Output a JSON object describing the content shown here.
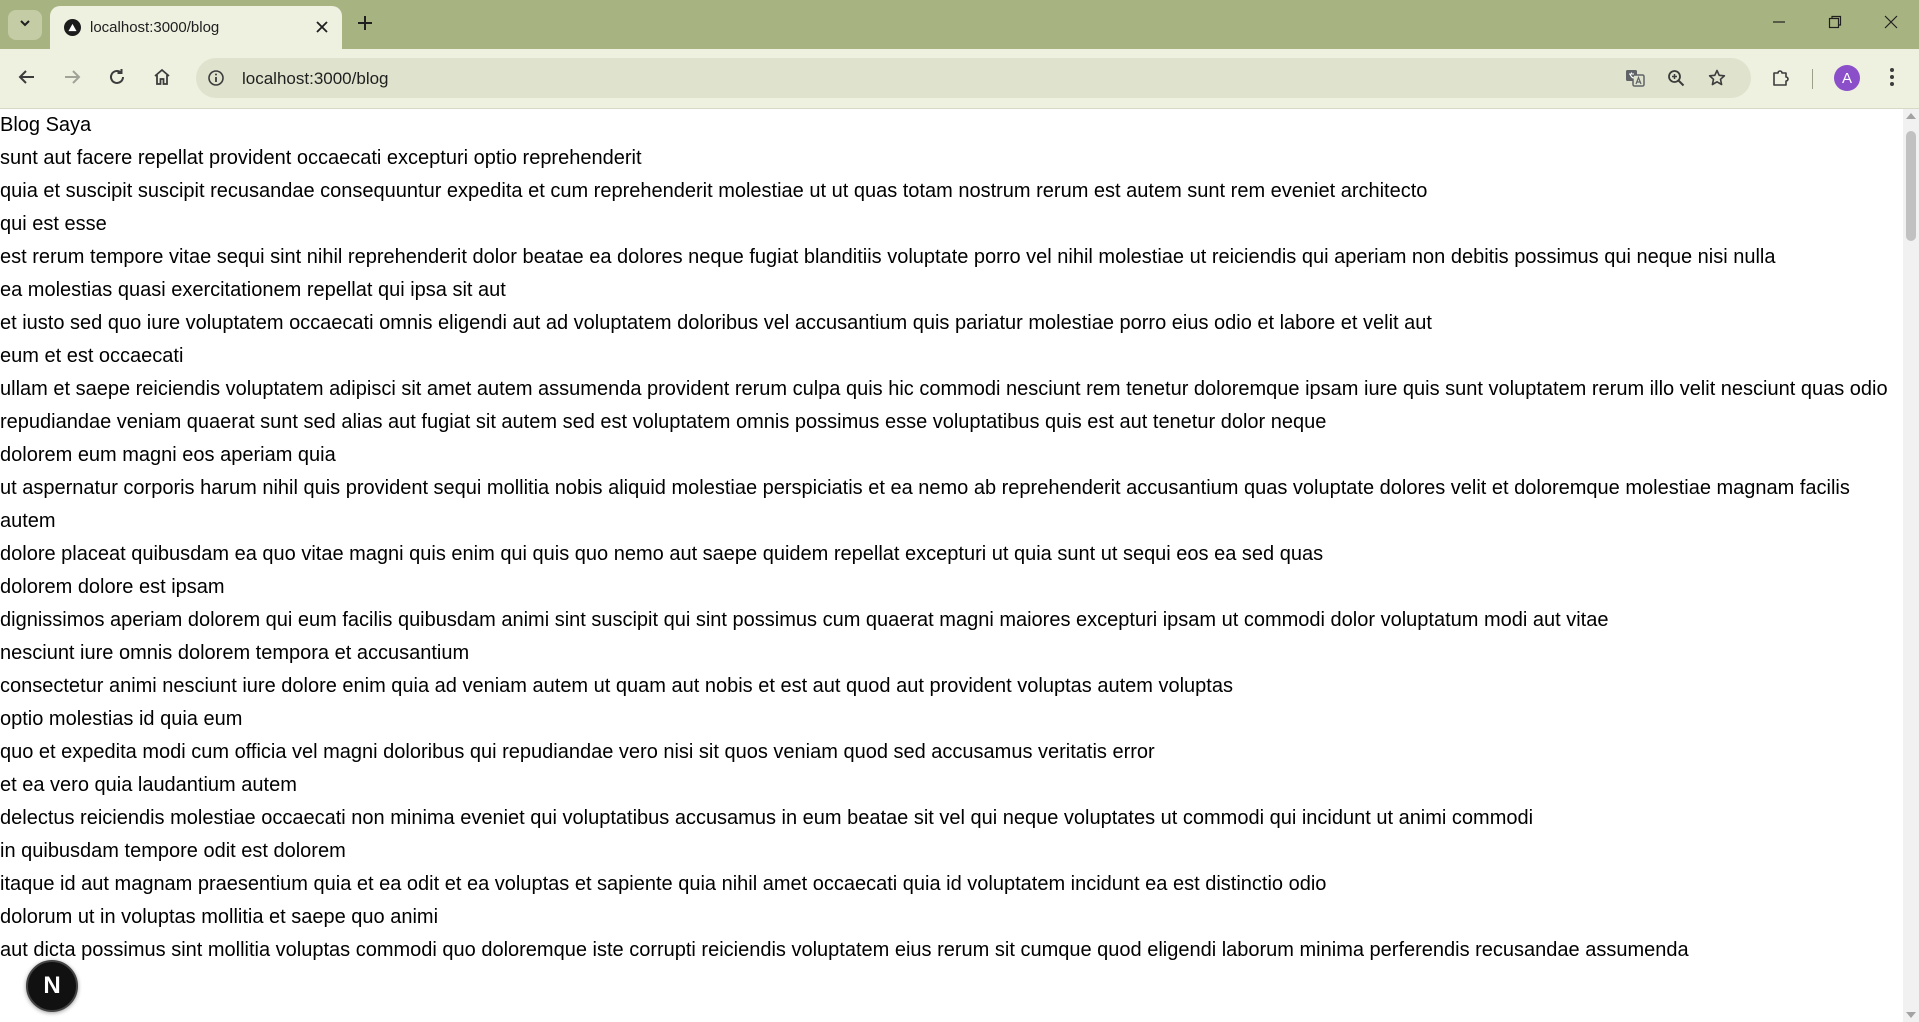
{
  "browser": {
    "tab_title": "localhost:3000/blog",
    "url": "localhost:3000/blog",
    "avatar_letter": "A",
    "colors": {
      "frame": "#a8b382",
      "toolbar": "#eef0e0",
      "omnibox": "#dfe3cd",
      "avatar": "#8a4fc9"
    }
  },
  "icons": {
    "tab_search": "chevron-down-icon",
    "favicon": "nextjs-triangle-icon",
    "close": "close-icon",
    "new_tab": "plus-icon",
    "back": "arrow-left-icon",
    "forward": "arrow-right-icon",
    "reload": "reload-icon",
    "home": "home-icon",
    "site_info": "info-icon",
    "translate": "translate-icon",
    "zoom": "zoom-icon",
    "bookmark": "star-icon",
    "extensions": "puzzle-icon",
    "menu": "kebab-menu-icon"
  },
  "page": {
    "title": "Blog Saya",
    "lines": [
      "sunt aut facere repellat provident occaecati excepturi optio reprehenderit",
      "quia et suscipit suscipit recusandae consequuntur expedita et cum reprehenderit molestiae ut ut quas totam nostrum rerum est autem sunt rem eveniet architecto",
      "qui est esse",
      "est rerum tempore vitae sequi sint nihil reprehenderit dolor beatae ea dolores neque fugiat blanditiis voluptate porro vel nihil molestiae ut reiciendis qui aperiam non debitis possimus qui neque nisi nulla",
      "ea molestias quasi exercitationem repellat qui ipsa sit aut",
      "et iusto sed quo iure voluptatem occaecati omnis eligendi aut ad voluptatem doloribus vel accusantium quis pariatur molestiae porro eius odio et labore et velit aut",
      "eum et est occaecati",
      "ullam et saepe reiciendis voluptatem adipisci sit amet autem assumenda provident rerum culpa quis hic commodi nesciunt rem tenetur doloremque ipsam iure quis sunt voluptatem rerum illo velit nesciunt quas odio",
      "repudiandae veniam quaerat sunt sed alias aut fugiat sit autem sed est voluptatem omnis possimus esse voluptatibus quis est aut tenetur dolor neque",
      "dolorem eum magni eos aperiam quia",
      "ut aspernatur corporis harum nihil quis provident sequi mollitia nobis aliquid molestiae perspiciatis et ea nemo ab reprehenderit accusantium quas voluptate dolores velit et doloremque molestiae magnam facilis autem",
      "dolore placeat quibusdam ea quo vitae magni quis enim qui quis quo nemo aut saepe quidem repellat excepturi ut quia sunt ut sequi eos ea sed quas",
      "dolorem dolore est ipsam",
      "dignissimos aperiam dolorem qui eum facilis quibusdam animi sint suscipit qui sint possimus cum quaerat magni maiores excepturi ipsam ut commodi dolor voluptatum modi aut vitae",
      "nesciunt iure omnis dolorem tempora et accusantium",
      "consectetur animi nesciunt iure dolore enim quia ad veniam autem ut quam aut nobis et est aut quod aut provident voluptas autem voluptas",
      "optio molestias id quia eum",
      "quo et expedita modi cum officia vel magni doloribus qui repudiandae vero nisi sit quos veniam quod sed accusamus veritatis error",
      "et ea vero quia laudantium autem",
      "delectus reiciendis molestiae occaecati non minima eveniet qui voluptatibus accusamus in eum beatae sit vel qui neque voluptates ut commodi qui incidunt ut animi commodi",
      "in quibusdam tempore odit est dolorem",
      "itaque id aut magnam praesentium quia et ea odit et ea voluptas et sapiente quia nihil amet occaecati quia id voluptatem incidunt ea est distinctio odio",
      "dolorum ut in voluptas mollitia et saepe quo animi",
      "aut dicta possimus sint mollitia voluptas commodi quo doloremque iste corrupti reiciendis voluptatem eius rerum sit cumque quod eligendi laborum minima perferendis recusandae assumenda"
    ]
  },
  "dev_indicator": {
    "label": "N"
  }
}
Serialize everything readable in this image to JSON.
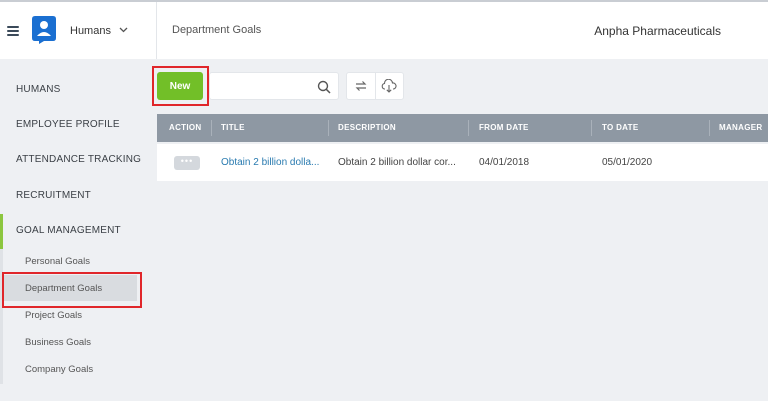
{
  "header": {
    "app_name": "Humans",
    "page_title": "Department Goals",
    "company_name": "Anpha Pharmaceuticals"
  },
  "sidebar": {
    "sections": [
      {
        "label": "HUMANS"
      },
      {
        "label": "EMPLOYEE PROFILE"
      },
      {
        "label": "ATTENDANCE TRACKING"
      },
      {
        "label": "RECRUITMENT"
      },
      {
        "label": "GOAL MANAGEMENT"
      }
    ],
    "goal_items": [
      {
        "label": "Personal Goals"
      },
      {
        "label": "Department Goals"
      },
      {
        "label": "Project Goals"
      },
      {
        "label": "Business Goals"
      },
      {
        "label": "Company Goals"
      }
    ],
    "active_item": "Department Goals"
  },
  "toolbar": {
    "new_label": "New",
    "search_value": "",
    "search_placeholder": ""
  },
  "table": {
    "columns": [
      "ACTION",
      "TITLE",
      "DESCRIPTION",
      "FROM DATE",
      "TO DATE",
      "MANAGER"
    ],
    "rows": [
      {
        "action": "•••",
        "title": "Obtain 2 billion dolla...",
        "description": "Obtain 2 billion dollar cor...",
        "from_date": "04/01/2018",
        "to_date": "05/01/2020",
        "manager": ""
      }
    ]
  },
  "colors": {
    "accent_green": "#72bf28",
    "highlight_red": "#e0262a",
    "table_header": "#8e98a3",
    "link_blue": "#2a7bb0"
  }
}
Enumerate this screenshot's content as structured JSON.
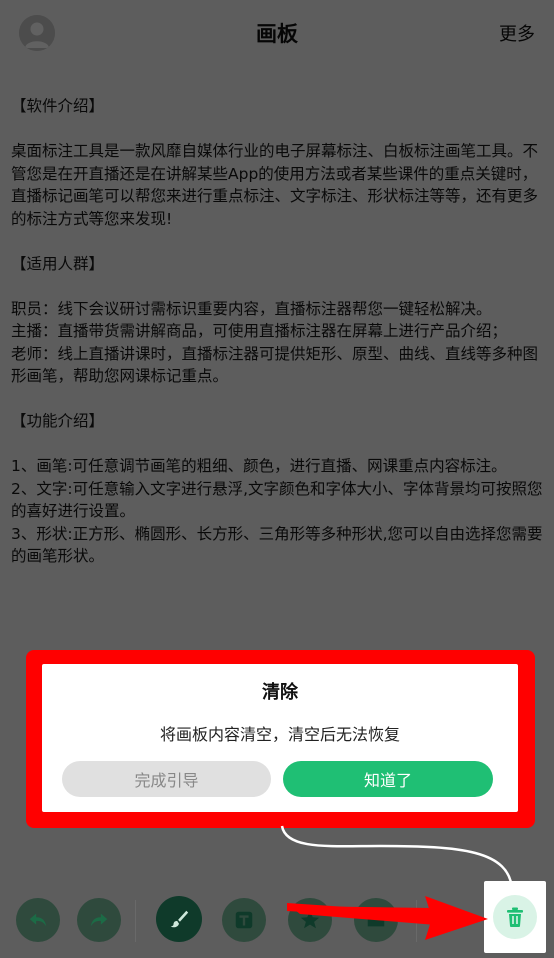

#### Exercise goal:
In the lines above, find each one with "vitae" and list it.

#### Result for this exercise:
      "est rerum tempore vitae sequi sint nihil reprehenderit dolor beatae ea dolores neque fugiat blanditiis voluptate porro vel nihil molestiae ut reiciendis qui aperiam non debitis possimus qui neque nisi nulla",
      "dolore placeat quibusdam ea quo vitae magni quis enim qui quis quo nemo aut saepe quidem repellat excepturi ut quia sunt ut sequi eos ea sed quas",
      "dignissimos aperiam dolorem qui eum facilis quibusdam animi sint suscipit qui sint possimus cum quaerat magni maiores excepturi ipsam ut commodi dolor voluptatum modi aut vitae",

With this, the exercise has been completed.